You don’t ever want to be on the wrong side of the copyright laws – in the early days of computers, my corporation was investigated for proper use (not duplicating) software versions, and it was a thorough and brutal investigation. Even when we were able to produce proof of purchase for every copy, we were treated like criminals.
Recent (very harsh) penalties were assessed for some who used the peer-to-peer music downloading software – although millions of others weren’t prosecuted. The law isn’t applied fairly – but there’s always the danger.
Chances are no one will KNOW that you have downloaded and used images or other material – but that doesn’t make it right.
I brew my own beer, and I use images I find in Google Images to make my labels. Of course, I don’t sell any of these, its just for my family and friends.
Like a previous poster said, I likened this to cutting out pictures in a magazine and pasting them together. If this is illegal…it is not fair.
I hope it isn’t illegal to use images downloaded off of the Internet for personal uses. I sometimes download images off the Internet and use them as my background image or my avatar on one of my instant messaging programs.
(the original title of this Thread was the 7th commandment but I changed it. So the post looks funny… heh)

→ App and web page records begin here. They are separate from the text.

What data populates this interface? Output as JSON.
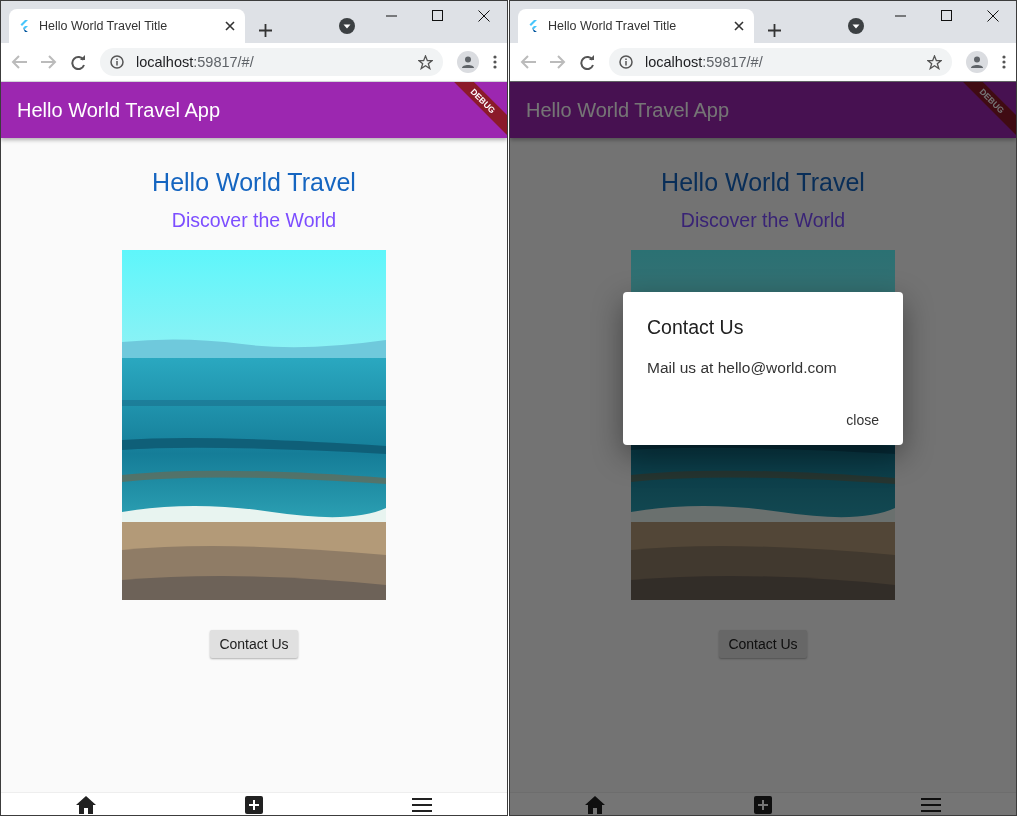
{
  "windows": [
    {
      "tab_title": "Hello World Travel Title",
      "url": {
        "host": "localhost",
        "rest": ":59817/#/"
      },
      "app_bar": {
        "title": "Hello World Travel App",
        "banner": "DEBUG"
      },
      "page": {
        "heading": "Hello World Travel",
        "subheading": "Discover the World",
        "button": "Contact Us"
      },
      "bottom_nav": [
        {
          "kind": "home"
        },
        {
          "kind": "add"
        },
        {
          "kind": "menu"
        }
      ]
    },
    {
      "tab_title": "Hello World Travel Title",
      "url": {
        "host": "localhost",
        "rest": ":59817/#/"
      },
      "app_bar": {
        "title": "Hello World Travel App",
        "banner": "DEBUG"
      },
      "page": {
        "heading": "Hello World Travel",
        "subheading": "Discover the World",
        "button": "Contact Us"
      },
      "bottom_nav": [
        {
          "kind": "home"
        },
        {
          "kind": "add"
        },
        {
          "kind": "menu"
        }
      ],
      "dialog": {
        "title": "Contact Us",
        "message": "Mail us at hello@world.com",
        "action": "close"
      }
    }
  ]
}
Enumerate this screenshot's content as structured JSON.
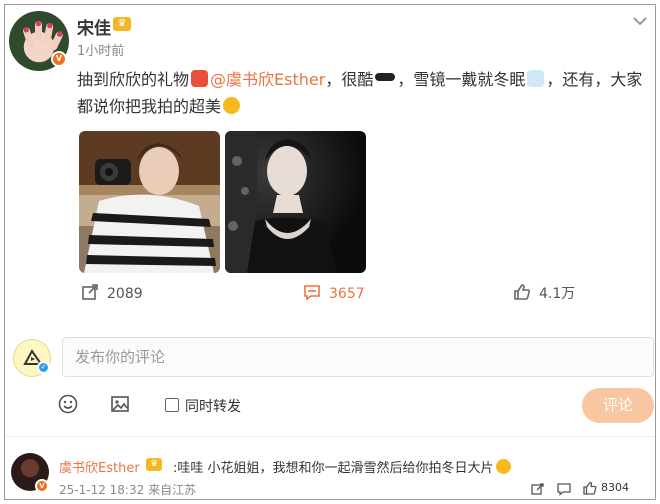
{
  "post": {
    "author": "宋佳",
    "verified_badge": "V",
    "time": "1小时前",
    "text_part1": "抽到欣欣的礼物",
    "mention": "@虞书欣Esther",
    "text_part2": "，很酷",
    "text_part3": "，雪镜一戴就冬眠",
    "text_part4": "，还有，大家都说你把我拍的超美",
    "images": [
      {
        "alt": "girl-with-camera-striped-sweater"
      },
      {
        "alt": "woman-black-dress"
      }
    ]
  },
  "stats": {
    "reposts": "2089",
    "comments": "3657",
    "likes": "4.1万"
  },
  "composer": {
    "placeholder": "发布你的评论",
    "repost_label": "同时转发",
    "submit_label": "评论"
  },
  "comment": {
    "author": "虞书欣Esther",
    "text": ":哇哇 小花姐姐，我想和你一起滑雪然后给你拍冬日大片",
    "date": "25-1-12 18:32",
    "location": "来自江苏",
    "likes": "8304"
  },
  "colors": {
    "accent": "#eb7340",
    "submit_bg": "#f8c7a2",
    "verified": "#f26d1d",
    "crown": "#f5b623"
  },
  "icons": [
    "crown-icon",
    "chevron-down-icon",
    "gift-icon",
    "sunglasses-icon",
    "sleep-icon",
    "surprised-emoji-icon",
    "repost-icon",
    "comment-icon",
    "like-icon",
    "emoji-icon",
    "image-icon",
    "grin-emoji-icon"
  ]
}
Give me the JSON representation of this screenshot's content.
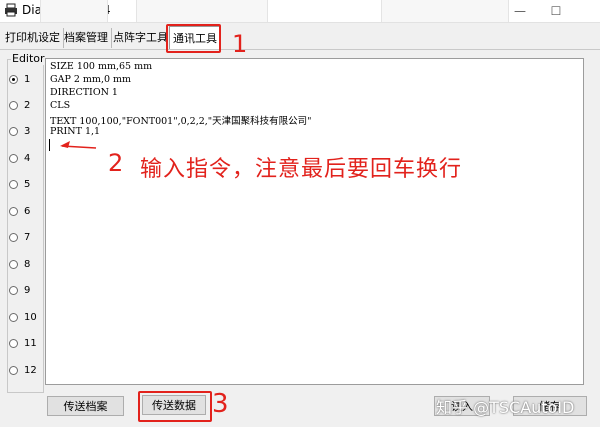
{
  "window": {
    "title": "DiagTool v1.64",
    "minimize_glyph": "—",
    "maximize_glyph": "☐"
  },
  "tabs": [
    {
      "label": "打印机设定"
    },
    {
      "label": "档案管理"
    },
    {
      "label": "点阵字工具"
    },
    {
      "label": "通讯工具"
    }
  ],
  "editor_group": {
    "title": "Editor",
    "options": [
      "1",
      "2",
      "3",
      "4",
      "5",
      "6",
      "7",
      "8",
      "9",
      "10",
      "11",
      "12"
    ],
    "selected": "1"
  },
  "editor": {
    "lines": [
      "SIZE 100 mm,65 mm",
      "GAP 2 mm,0 mm",
      "DIRECTION 1",
      "CLS",
      "TEXT 100,100,\"FONT001\",0,2,2,\"天津国聚科技有限公司\"",
      "PRINT 1,1"
    ]
  },
  "annotations": {
    "step1": "1",
    "step2": "2",
    "step2_text": "输入指令，注意最后要回车换行",
    "step3": "3"
  },
  "buttons": {
    "send_file": "传送档案",
    "send_data": "传送数据",
    "read": "读入",
    "save": "储存"
  },
  "watermark": "知乎 @TSCAutoID",
  "colors": {
    "annotation_red": "#e2221c"
  }
}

Ok then so what about music? If it’s ok to have pictures that other people made on your computer and you can do anything with it except claim it as your own… How about music? If you download for free BUT you claim that YOU DID NOT make the song. Then that’s like what’s being said about Art… So by claiming this in the Art realm it seems that it should be claimed in the music realm as well. Artists are just like musicians, they need money for there goods, they don’t have CDs or DVDs (actually they could have with pictures) but they have their paintings and art. So if someone receives it they should pay just like a Musician. Unless of course the Artist gives for free (as I do). I think this in large part is how we always here of the Starving Artist. I know people with degrees in Art but they do some ordinary boring job that their Art expertise doesn’t even help in because they just kind sell art. I actually would prefer if images were free but these questions keep coming to mind…

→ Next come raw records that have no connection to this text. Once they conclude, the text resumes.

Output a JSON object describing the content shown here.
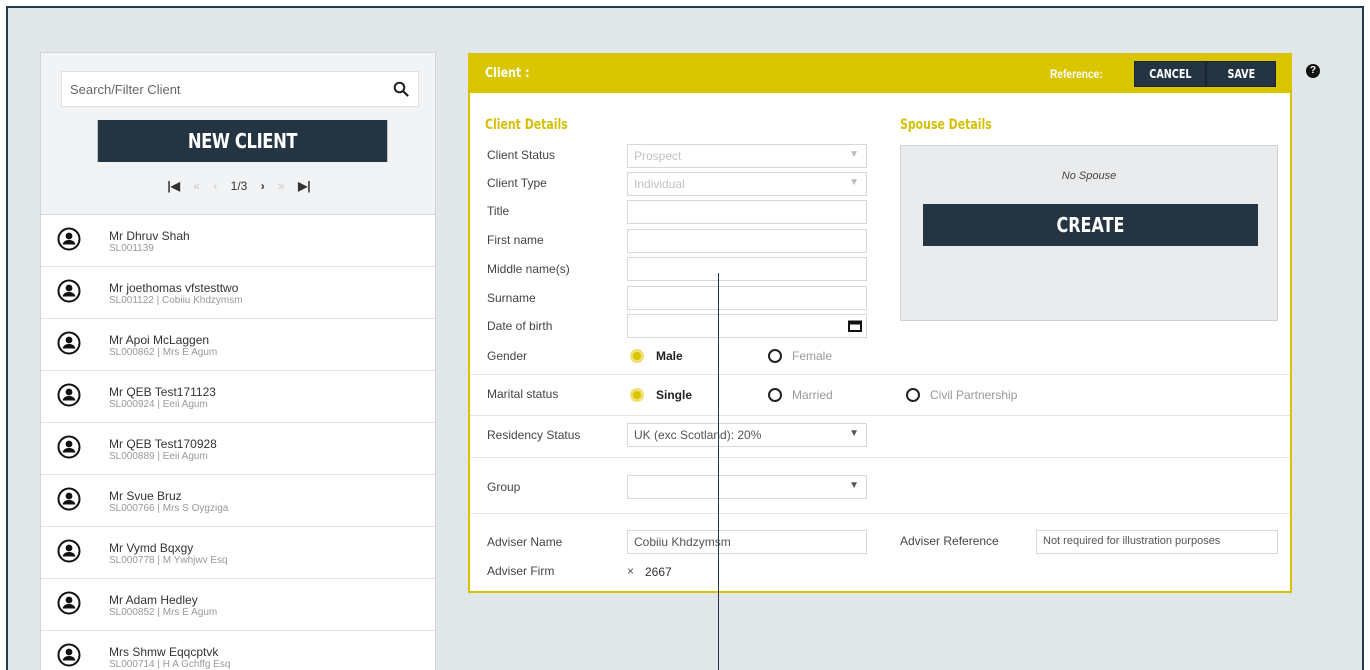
{
  "sidebar": {
    "search_placeholder": "Search/Filter Client",
    "new_client_label": "NEW CLIENT",
    "pager": {
      "first": "|◀",
      "prev2": "«",
      "prev": "‹",
      "page": "1/3",
      "next": "›",
      "next2": "»",
      "last": "▶|"
    },
    "clients": [
      {
        "name": "Mr Dhruv Shah",
        "ref": "SL001139"
      },
      {
        "name": "Mr joethomas vfstesttwo",
        "ref": "SL001122 | Cobiiu Khdzymsm"
      },
      {
        "name": "Mr Apoi McLaggen",
        "ref": "SL000862 | Mrs E Agum"
      },
      {
        "name": "Mr QEB Test171123",
        "ref": "SL000924 | Eeii Agum"
      },
      {
        "name": "Mr QEB Test170928",
        "ref": "SL000889 | Eeii Agum"
      },
      {
        "name": "Mr Svue Bruz",
        "ref": "SL000766 | Mrs S Oygziga"
      },
      {
        "name": "Mr Vymd Bqxgy",
        "ref": "SL000778 | M Ywhjwv Esq"
      },
      {
        "name": "Mr Adam Hedley",
        "ref": "SL000852 | Mrs E Agum"
      },
      {
        "name": "Mrs Shmw Eqqcptvk",
        "ref": "SL000714 | H A Gchffg Esq"
      }
    ]
  },
  "panel": {
    "title": "Client :",
    "reference_label": "Reference:",
    "cancel_label": "CANCEL",
    "save_label": "SAVE",
    "client_details_title": "Client Details",
    "spouse_details_title": "Spouse Details",
    "labels": {
      "client_status": "Client Status",
      "client_type": "Client Type",
      "title": "Title",
      "first_name": "First name",
      "middle_names": "Middle name(s)",
      "surname": "Surname",
      "dob": "Date of birth",
      "gender": "Gender",
      "marital_status": "Marital status",
      "residency_status": "Residency Status",
      "group": "Group",
      "adviser_name": "Adviser Name",
      "adviser_firm": "Adviser Firm",
      "adviser_reference": "Adviser Reference"
    },
    "values": {
      "client_status": "Prospect",
      "client_type": "Individual",
      "title": "",
      "first_name": "",
      "middle_names": "",
      "surname": "",
      "dob": "",
      "residency_status": "UK (exc Scotland): 20%",
      "group": "",
      "adviser_name": "Cobiiu Khdzymsm",
      "adviser_firm": "2667",
      "adviser_firm_icon": "×",
      "adviser_reference": "Not required for illustration purposes"
    },
    "gender_options": {
      "male": "Male",
      "female": "Female",
      "selected": "Male"
    },
    "marital_options": {
      "single": "Single",
      "married": "Married",
      "civil": "Civil Partnership",
      "selected": "Single"
    },
    "spouse": {
      "no_spouse": "No Spouse",
      "create_label": "CREATE"
    }
  },
  "help_icon": "?",
  "colors": {
    "accent": "#d9c500",
    "navy": "#243443",
    "background": "#e1e6e9"
  }
}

This makes sense. So I think if someone is selling their art, you should pay to use it. If it is just some random pic on a webpage…it should be fair game.
no, no, and no.
Copyright protects the image. You do not have to make money off of something to be violating copyright protections.
Hmm, very interesting. What if I alter the image a little bit, and make it my own?
Or if I make a free-hand scetch of the image and then use it?
These may seem like trivial questions, but I’m trying to wrap my head around this.
This might be classified as a derivative work, and would be a violation of copyright protection.
This could be substantially different from the original and therefore not a derivative work. But, I would think that depends on various factors.
If you freehand draw Superman, he’s still Superman and he’s protected. If you freehand draw a landscape that sort of resembles a picture or painting, but is substantially different, then maybe not.
Because you’re asking on Catholic.com, I assume you’re not soliciting legal advice, but rather, moral advice?
Examining the letter of the law might lead you to a different conclusion than moral introspection will.
I consider whether I’m expressly avoiding paying for the information I want to download to determine if I am stealing. That’s the standard I use in examining my conscience, anyway.